Provided material =>
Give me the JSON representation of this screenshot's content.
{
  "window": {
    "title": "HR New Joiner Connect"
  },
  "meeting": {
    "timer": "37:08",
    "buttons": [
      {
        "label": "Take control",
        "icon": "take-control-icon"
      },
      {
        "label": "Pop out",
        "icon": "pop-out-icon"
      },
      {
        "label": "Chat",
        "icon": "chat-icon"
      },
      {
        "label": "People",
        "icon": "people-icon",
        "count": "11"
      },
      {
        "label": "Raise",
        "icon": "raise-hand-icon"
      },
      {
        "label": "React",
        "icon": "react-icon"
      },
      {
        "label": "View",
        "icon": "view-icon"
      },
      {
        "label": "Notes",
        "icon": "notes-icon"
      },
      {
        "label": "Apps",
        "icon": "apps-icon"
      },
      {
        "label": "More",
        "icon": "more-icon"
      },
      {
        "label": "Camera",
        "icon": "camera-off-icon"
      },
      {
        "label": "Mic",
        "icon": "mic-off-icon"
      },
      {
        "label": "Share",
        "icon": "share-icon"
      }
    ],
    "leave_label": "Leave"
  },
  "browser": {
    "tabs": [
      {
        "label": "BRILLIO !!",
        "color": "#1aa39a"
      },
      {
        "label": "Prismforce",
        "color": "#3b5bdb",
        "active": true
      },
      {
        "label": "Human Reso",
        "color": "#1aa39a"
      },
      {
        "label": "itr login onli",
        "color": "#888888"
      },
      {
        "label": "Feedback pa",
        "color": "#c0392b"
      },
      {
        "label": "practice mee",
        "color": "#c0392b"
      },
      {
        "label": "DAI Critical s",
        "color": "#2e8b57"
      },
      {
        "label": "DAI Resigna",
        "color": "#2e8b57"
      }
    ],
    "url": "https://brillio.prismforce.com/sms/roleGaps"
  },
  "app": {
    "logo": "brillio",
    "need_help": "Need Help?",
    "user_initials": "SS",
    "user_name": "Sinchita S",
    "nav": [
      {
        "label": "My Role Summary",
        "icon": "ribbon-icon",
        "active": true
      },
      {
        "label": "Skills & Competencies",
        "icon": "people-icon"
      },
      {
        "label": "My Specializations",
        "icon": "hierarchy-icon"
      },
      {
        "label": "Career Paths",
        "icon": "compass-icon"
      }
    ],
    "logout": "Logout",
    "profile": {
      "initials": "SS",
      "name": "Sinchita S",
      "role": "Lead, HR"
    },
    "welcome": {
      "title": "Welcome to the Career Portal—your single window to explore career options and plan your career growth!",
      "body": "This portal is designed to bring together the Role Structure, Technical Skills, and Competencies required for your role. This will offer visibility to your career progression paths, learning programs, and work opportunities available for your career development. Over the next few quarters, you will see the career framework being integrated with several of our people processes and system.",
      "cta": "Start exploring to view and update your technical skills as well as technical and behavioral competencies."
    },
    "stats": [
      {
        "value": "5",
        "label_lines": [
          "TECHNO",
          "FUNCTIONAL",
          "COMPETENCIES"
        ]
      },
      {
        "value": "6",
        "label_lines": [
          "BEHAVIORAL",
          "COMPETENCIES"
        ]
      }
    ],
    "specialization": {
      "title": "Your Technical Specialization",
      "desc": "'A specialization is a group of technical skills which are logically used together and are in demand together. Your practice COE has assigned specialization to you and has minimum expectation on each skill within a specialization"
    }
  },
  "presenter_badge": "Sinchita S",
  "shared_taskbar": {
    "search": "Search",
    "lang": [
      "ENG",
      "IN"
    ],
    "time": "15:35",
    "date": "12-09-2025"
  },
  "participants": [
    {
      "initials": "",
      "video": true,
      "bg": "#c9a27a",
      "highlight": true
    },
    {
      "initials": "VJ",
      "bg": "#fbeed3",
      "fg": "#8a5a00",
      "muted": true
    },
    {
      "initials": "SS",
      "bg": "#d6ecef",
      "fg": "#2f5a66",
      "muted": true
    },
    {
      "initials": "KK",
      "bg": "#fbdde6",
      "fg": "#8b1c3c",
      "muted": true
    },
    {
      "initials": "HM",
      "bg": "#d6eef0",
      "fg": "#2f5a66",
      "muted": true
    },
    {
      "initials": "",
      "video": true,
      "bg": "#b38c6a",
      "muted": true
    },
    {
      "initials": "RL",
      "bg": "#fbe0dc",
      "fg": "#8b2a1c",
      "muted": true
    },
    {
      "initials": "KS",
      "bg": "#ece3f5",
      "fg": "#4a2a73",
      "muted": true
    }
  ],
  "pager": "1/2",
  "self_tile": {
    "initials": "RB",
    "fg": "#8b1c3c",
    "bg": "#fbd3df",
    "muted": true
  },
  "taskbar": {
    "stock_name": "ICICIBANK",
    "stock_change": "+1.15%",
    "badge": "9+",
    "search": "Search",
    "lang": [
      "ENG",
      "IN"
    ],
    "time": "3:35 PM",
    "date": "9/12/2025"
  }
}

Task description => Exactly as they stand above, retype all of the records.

Answer section =>
Give me the JSON representation of this screenshot's content.
{
  "window": {
    "title": "HR New Joiner Connect"
  },
  "meeting": {
    "timer": "37:08",
    "buttons": [
      {
        "label": "Take control",
        "icon": "take-control-icon"
      },
      {
        "label": "Pop out",
        "icon": "pop-out-icon"
      },
      {
        "label": "Chat",
        "icon": "chat-icon"
      },
      {
        "label": "People",
        "icon": "people-icon",
        "count": "11"
      },
      {
        "label": "Raise",
        "icon": "raise-hand-icon"
      },
      {
        "label": "React",
        "icon": "react-icon"
      },
      {
        "label": "View",
        "icon": "view-icon"
      },
      {
        "label": "Notes",
        "icon": "notes-icon"
      },
      {
        "label": "Apps",
        "icon": "apps-icon"
      },
      {
        "label": "More",
        "icon": "more-icon"
      },
      {
        "label": "Camera",
        "icon": "camera-off-icon"
      },
      {
        "label": "Mic",
        "icon": "mic-off-icon"
      },
      {
        "label": "Share",
        "icon": "share-icon"
      }
    ],
    "leave_label": "Leave"
  },
  "browser": {
    "tabs": [
      {
        "label": "BRILLIO !!",
        "color": "#1aa39a"
      },
      {
        "label": "Prismforce",
        "color": "#3b5bdb",
        "active": true
      },
      {
        "label": "Human Reso",
        "color": "#1aa39a"
      },
      {
        "label": "itr login onli",
        "color": "#888888"
      },
      {
        "label": "Feedback pa",
        "color": "#c0392b"
      },
      {
        "label": "practice mee",
        "color": "#c0392b"
      },
      {
        "label": "DAI Critical s",
        "color": "#2e8b57"
      },
      {
        "label": "DAI Resigna",
        "color": "#2e8b57"
      }
    ],
    "url": "https://brillio.prismforce.com/sms/roleGaps"
  },
  "app": {
    "logo": "brillio",
    "need_help": "Need Help?",
    "user_initials": "SS",
    "user_name": "Sinchita S",
    "nav": [
      {
        "label": "My Role Summary",
        "icon": "ribbon-icon",
        "active": true
      },
      {
        "label": "Skills & Competencies",
        "icon": "people-icon"
      },
      {
        "label": "My Specializations",
        "icon": "hierarchy-icon"
      },
      {
        "label": "Career Paths",
        "icon": "compass-icon"
      }
    ],
    "logout": "Logout",
    "profile": {
      "initials": "SS",
      "name": "Sinchita S",
      "role": "Lead, HR"
    },
    "welcome": {
      "title": "Welcome to the Career Portal—your single window to explore career options and plan your career growth!",
      "body": "This portal is designed to bring together the Role Structure, Technical Skills, and Competencies required for your role. This will offer visibility to your career progression paths, learning programs, and work opportunities available for your career development. Over the next few quarters, you will see the career framework being integrated with several of our people processes and system.",
      "cta": "Start exploring to view and update your technical skills as well as technical and behavioral competencies."
    },
    "stats": [
      {
        "value": "5",
        "label_lines": [
          "TECHNO",
          "FUNCTIONAL",
          "COMPETENCIES"
        ]
      },
      {
        "value": "6",
        "label_lines": [
          "BEHAVIORAL",
          "COMPETENCIES"
        ]
      }
    ],
    "specialization": {
      "title": "Your Technical Specialization",
      "desc": "'A specialization is a group of technical skills which are logically used together and are in demand together. Your practice COE has assigned specialization to you and has minimum expectation on each skill within a specialization"
    }
  },
  "presenter_badge": "Sinchita S",
  "shared_taskbar": {
    "search": "Search",
    "lang": [
      "ENG",
      "IN"
    ],
    "time": "15:35",
    "date": "12-09-2025"
  },
  "participants": [
    {
      "initials": "",
      "video": true,
      "bg": "#c9a27a",
      "highlight": true
    },
    {
      "initials": "VJ",
      "bg": "#fbeed3",
      "fg": "#8a5a00",
      "muted": true
    },
    {
      "initials": "SS",
      "bg": "#d6ecef",
      "fg": "#2f5a66",
      "muted": true
    },
    {
      "initials": "KK",
      "bg": "#fbdde6",
      "fg": "#8b1c3c",
      "muted": true
    },
    {
      "initials": "HM",
      "bg": "#d6eef0",
      "fg": "#2f5a66",
      "muted": true
    },
    {
      "initials": "",
      "video": true,
      "bg": "#b38c6a",
      "muted": true
    },
    {
      "initials": "RL",
      "bg": "#fbe0dc",
      "fg": "#8b2a1c",
      "muted": true
    },
    {
      "initials": "KS",
      "bg": "#ece3f5",
      "fg": "#4a2a73",
      "muted": true
    }
  ],
  "pager": "1/2",
  "self_tile": {
    "initials": "RB",
    "fg": "#8b1c3c",
    "bg": "#fbd3df",
    "muted": true
  },
  "taskbar": {
    "stock_name": "ICICIBANK",
    "stock_change": "+1.15%",
    "badge": "9+",
    "search": "Search",
    "lang": [
      "ENG",
      "IN"
    ],
    "time": "3:35 PM",
    "date": "9/12/2025"
  }
}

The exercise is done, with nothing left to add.